» TASK ITEM
Wherever a line in the records below contains "JSON", copy that line.

» PROVIDED INFORMATION

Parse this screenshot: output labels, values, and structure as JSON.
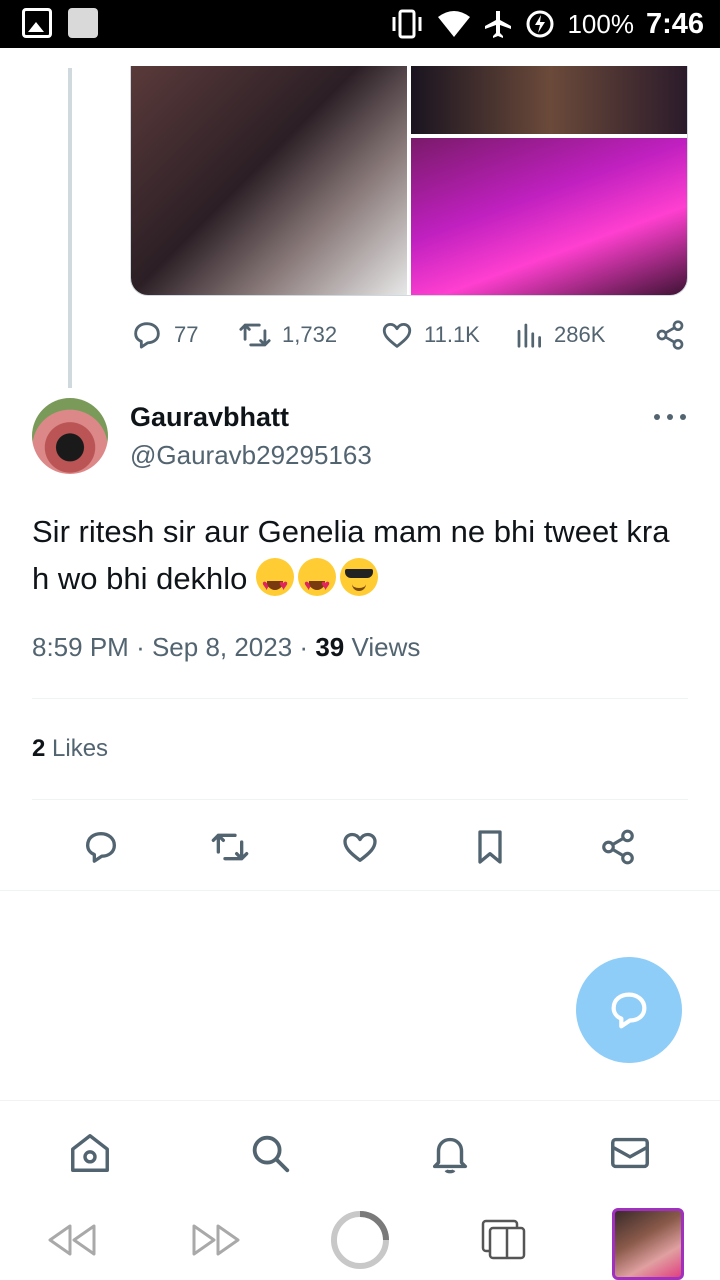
{
  "status_bar": {
    "battery": "100%",
    "time": "7:46",
    "icons": [
      "image-icon",
      "square-notification-icon",
      "vibrate-icon",
      "wifi-icon",
      "airplane-icon",
      "battery-saver-icon"
    ]
  },
  "quoted_tweet": {
    "stats": {
      "replies": "77",
      "retweets": "1,732",
      "likes": "11.1K",
      "views": "286K"
    }
  },
  "tweet": {
    "author_name": "Gauravbhatt",
    "author_handle": "@Gauravb29295163",
    "text": "Sir ritesh sir aur Genelia mam ne bhi tweet kra h wo bhi dekhlo",
    "time": "8:59 PM",
    "date": "Sep 8, 2023",
    "views_count": "39",
    "views_label": "Views",
    "likes_count": "2",
    "likes_label": "Likes"
  },
  "colors": {
    "accent": "#1d9bf0",
    "fab": "#8ecdf8",
    "muted": "#536471",
    "divider": "#eff3f4"
  }
}
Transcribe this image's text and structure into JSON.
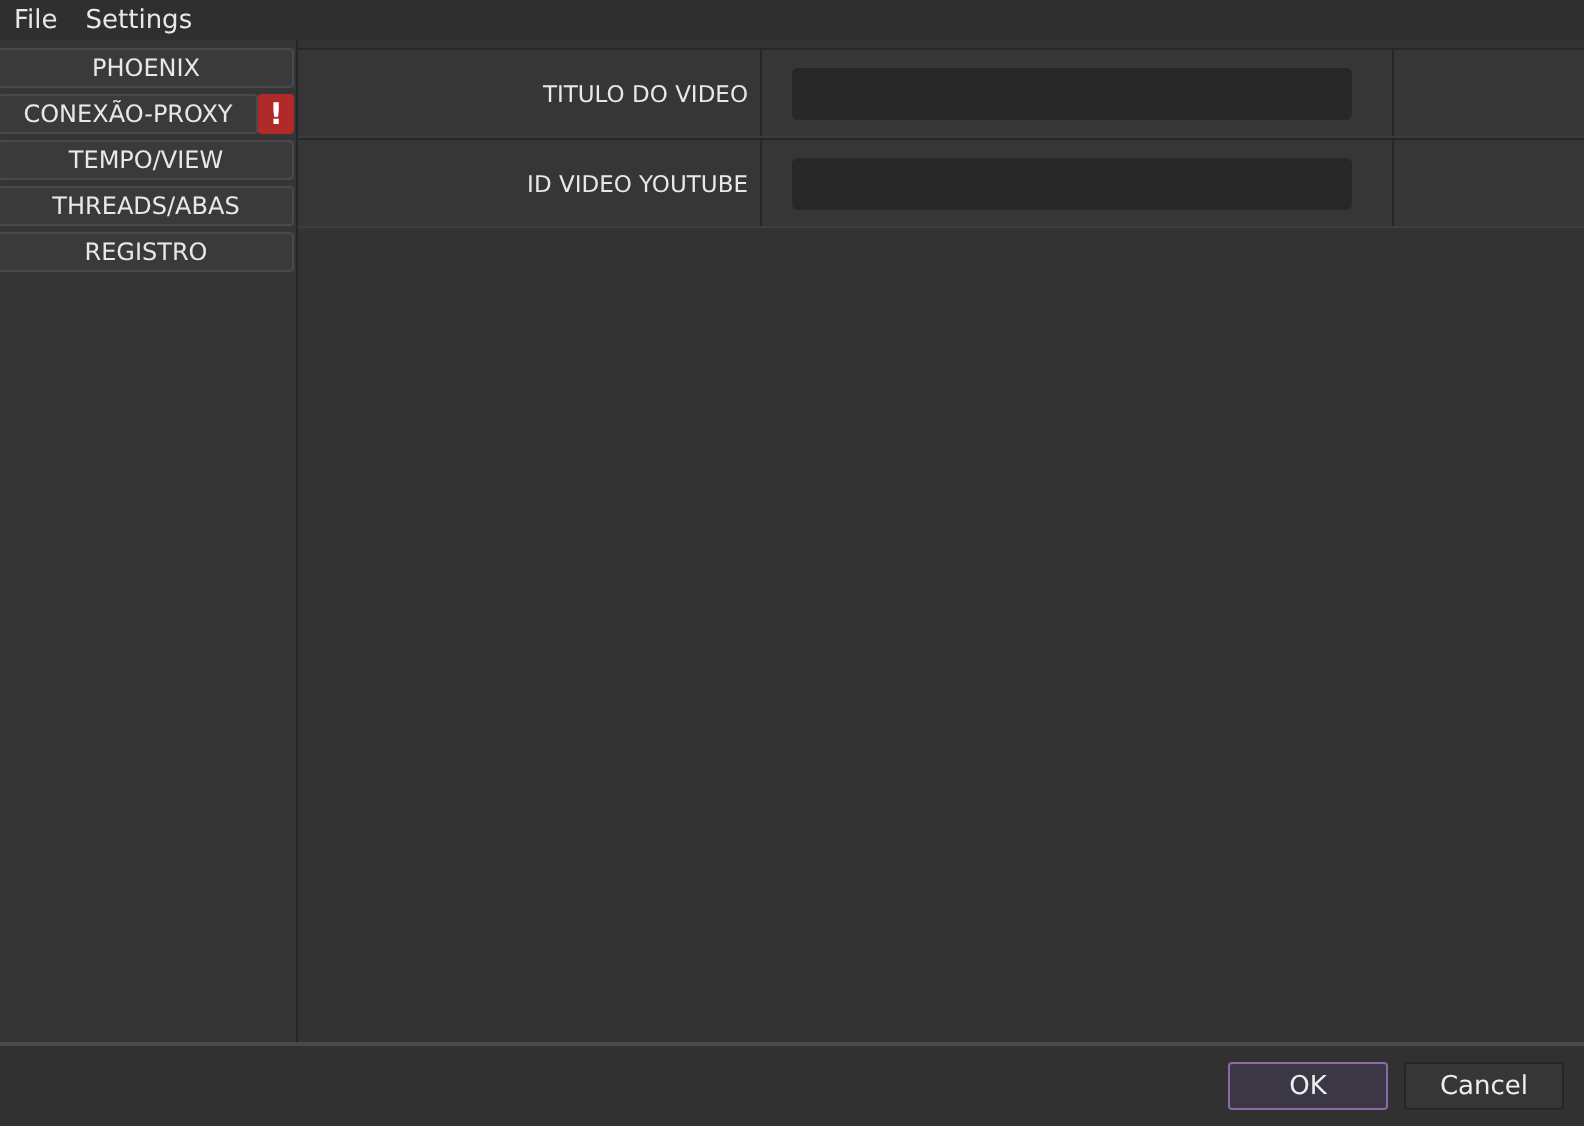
{
  "menu": [
    "File",
    "Settings"
  ],
  "sidebar": {
    "items": [
      {
        "label": "PHOENIX"
      },
      {
        "label": "CONEXÃO-PROXY",
        "badge": "!"
      },
      {
        "label": "TEMPO/VIEW"
      },
      {
        "label": "THREADS/ABAS"
      },
      {
        "label": "REGISTRO"
      }
    ]
  },
  "form": {
    "rows": [
      {
        "label": "TITULO DO VIDEO"
      },
      {
        "label": "ID VIDEO YOUTUBE"
      }
    ]
  },
  "buttons": [
    {
      "label": "OK",
      "default": true
    },
    {
      "label": "Cancel",
      "default": false
    }
  ]
}
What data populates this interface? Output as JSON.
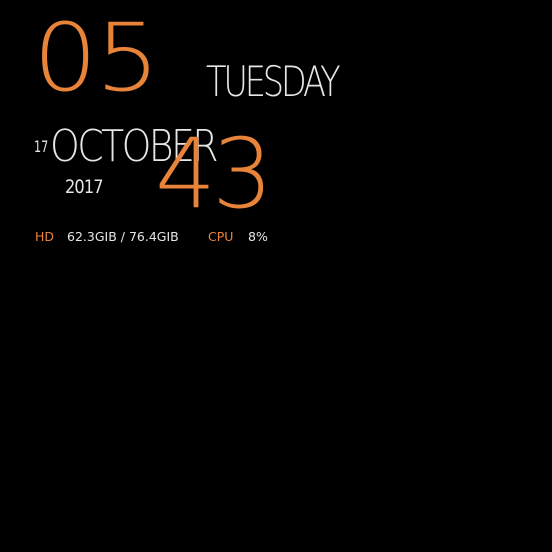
{
  "clock": {
    "hour": "05",
    "minute": "43"
  },
  "date": {
    "weekday": "TUESDAY",
    "day": "17",
    "month": "OCTOBER",
    "year": "2017"
  },
  "stats": {
    "hd_label": "HD",
    "hd_value": "62.3GIB / 76.4GIB",
    "cpu_label": "CPU",
    "cpu_value": "8%"
  },
  "colors": {
    "background": "#000000",
    "accent": "#e8833a",
    "text": "#e6e6e6"
  }
}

» EXERCISE RESPONSE
Parse this screenshot: output labels, values, and structure as JSON.
Transcribe this image's text and structure into JSON.
What data populates this interface? Output as JSON.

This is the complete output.